Nick Bollinger hosts a Sampler Summit. The subject: Dr Dre's Compton: A Soundtrack, his first album in 16 years. He's joined by a panel of hip hop fans: Rapper PNC, DJ, broadcaster Aroha Harawira, and hip hop producer P-Money to discuss the new album, Dre's legacy and his ongoing influence in hip hop and music culture.
This month saw the release of Compton, the first album in sixteen years under the name of Dr. Dre, the veteran rapper, producer and pioneer of the genre that has come to be known as gangsta rap. Not that Dre has really been absent. During that time his production credit has appeared on blockbuster albums by the likes of Eminem and 50 Cent, he has launched his own brand of headphones (Beats by Dr. Dre) and last year sold the brand to Apple Inc., for a rumoured 3 billion dollars. Which begs the question, why would he feel the need to make another album at all? P-Money (Pete Wadams), New Zealand’s most successful hip-hop producer, suggests it is that “he just likes making music. Making billions of dollars, that’s all well and good, but there’s nothing like having a hit song.”
The release of Compton coincides with the release of the movie Straight Outta Compton, a biopic of the group N.W.A., of which Dre was a founding member. He also acted as an executive producer on the film. The album is not the movie’s soundtrack, though its style is cinematic. You could hear it as Dre’s own aural movie, rich in beats, soundscapes and musical hooks. Broadcaster and DJ Aroha Harawira says: “I was listening to the album and I was by myself at home. You generally don’t exclaim things out loud when you’re by yourself, and I was in my lounge and was like ‘Damn!’ to myself and turned it up really loud at 10.30 in the morning. Probably all my neighbours were really annoyed, but it just totally hooked me in.” She singles out the tracks Satisfiction and Genocide as particular examples of Dre’s production brilliance. Rapper PNC (Sam Hansen) picks the closer Talking To My Diary as a personal favourite. “That was reminiscent of the Dre I’ve always loved, and I liked what he was saying on that.”
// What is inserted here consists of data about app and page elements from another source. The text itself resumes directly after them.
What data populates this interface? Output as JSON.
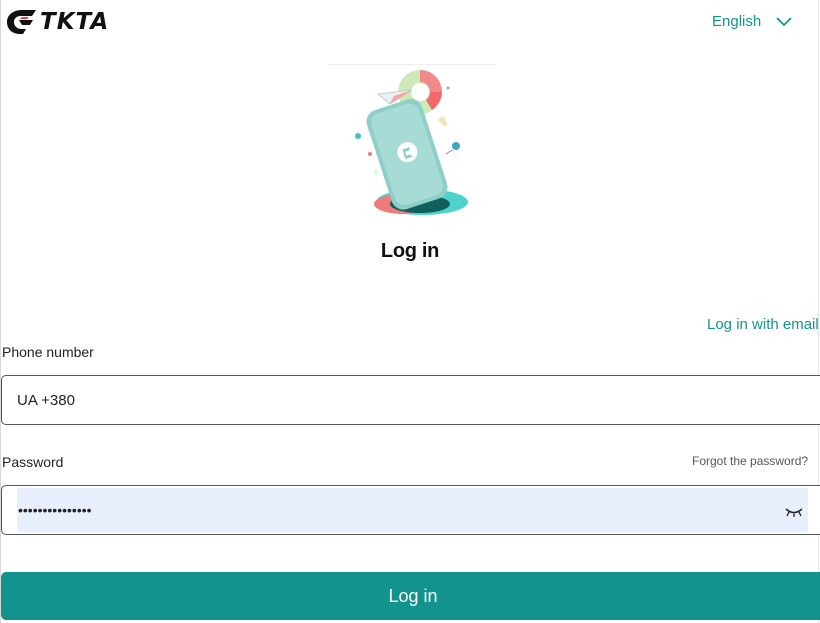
{
  "brand": {
    "name": "TKTA",
    "color": "#13938d"
  },
  "header": {
    "language_label": "English"
  },
  "main": {
    "title": "Log in",
    "alt_login_link": "Log in with email",
    "phone": {
      "label": "Phone number",
      "value": "UA +380"
    },
    "password": {
      "label": "Password",
      "value": "•••••••••••••••",
      "forgot_link": "Forgot the password?",
      "toggle_icon": "eye-closed-icon"
    },
    "submit_label": "Log in"
  }
}
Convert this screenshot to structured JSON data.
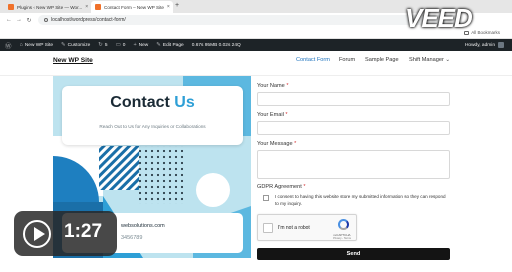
{
  "browser": {
    "tabs": [
      {
        "title": "Plugins ‹ New WP Site — Wor..."
      },
      {
        "title": "Contact Form – New WP Site"
      }
    ],
    "new_tab_symbol": "+",
    "close_symbol": "×",
    "url": "localhost/wordpress/contact-form/",
    "all_bookmarks": "All Bookmarks",
    "nav_icons": [
      "back-arrow-icon",
      "forward-arrow-icon",
      "reload-icon"
    ]
  },
  "watermark": "VEED",
  "admin_bar": {
    "site": "New WP Site",
    "customize": "Customize",
    "comments": "5",
    "updates": "0",
    "new": "New",
    "edit_page": "Edit Page",
    "stats": "0.67s  95MB  0.02s  24Q",
    "howdy": "Howdy, admin"
  },
  "site": {
    "title": "New WP Site",
    "nav": [
      "Contact Form",
      "Forum",
      "Sample Page",
      "Shift Manager"
    ]
  },
  "hero": {
    "title_main": "Contact",
    "title_accent": "Us",
    "subtitle": "Reach Out to Us for Any Inquiries or Collaborations",
    "contact_line_1": "websolutions.com",
    "contact_line_2": "3456789"
  },
  "form": {
    "name_label": "Your Name",
    "email_label": "Your Email",
    "message_label": "Your Message",
    "required_mark": "*",
    "gdpr_label": "GDPR Agreement",
    "gdpr_text": "I consent to having this website store my submitted information so they can respond to my inquiry.",
    "recaptcha_label": "I'm not a robot",
    "recaptcha_brand": "reCAPTCHA",
    "recaptcha_terms": "Privacy - Terms",
    "send_label": "Send"
  },
  "player": {
    "time": "1:27"
  },
  "colors": {
    "accent": "#2e9fd6",
    "admin_bar": "#1d2327",
    "hero_bg": "#bde3ef",
    "button": "#141414"
  }
}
Compton looks both to the past and the future, with cameos from many of Dre’s past protégés – Snoop Dog, Eminem – as well as newer talents like Anderson .Paak and King Mez, plus current hip hop innovator Kendrick Lamar. But it also revives issues that have dogged Dre’s output in the past. One track, Loose Cannons, includes a skit in which a woman is brutalised and murdered. “I’ve got to be honest I really disliked that skit and I thought it was really out of place, being that its an album in 2015 and Dre is where he is in his career,” says Wadams. “Why are they still doing it?” Yet he points out that a number of tracks are “much more positive in nature”, crediting the influence of Kendrick Lamar who “doesn’t touch on any of that, it’s not what he’s about, and it’s a welcome, positive turn for the genre.”
Songs played: Intro, Deep Water, Genocide, Loose Cannons, Satisfaction, Animals, My Name Is..., F*** Wit Dre Day, Let Me Ride, Still Dre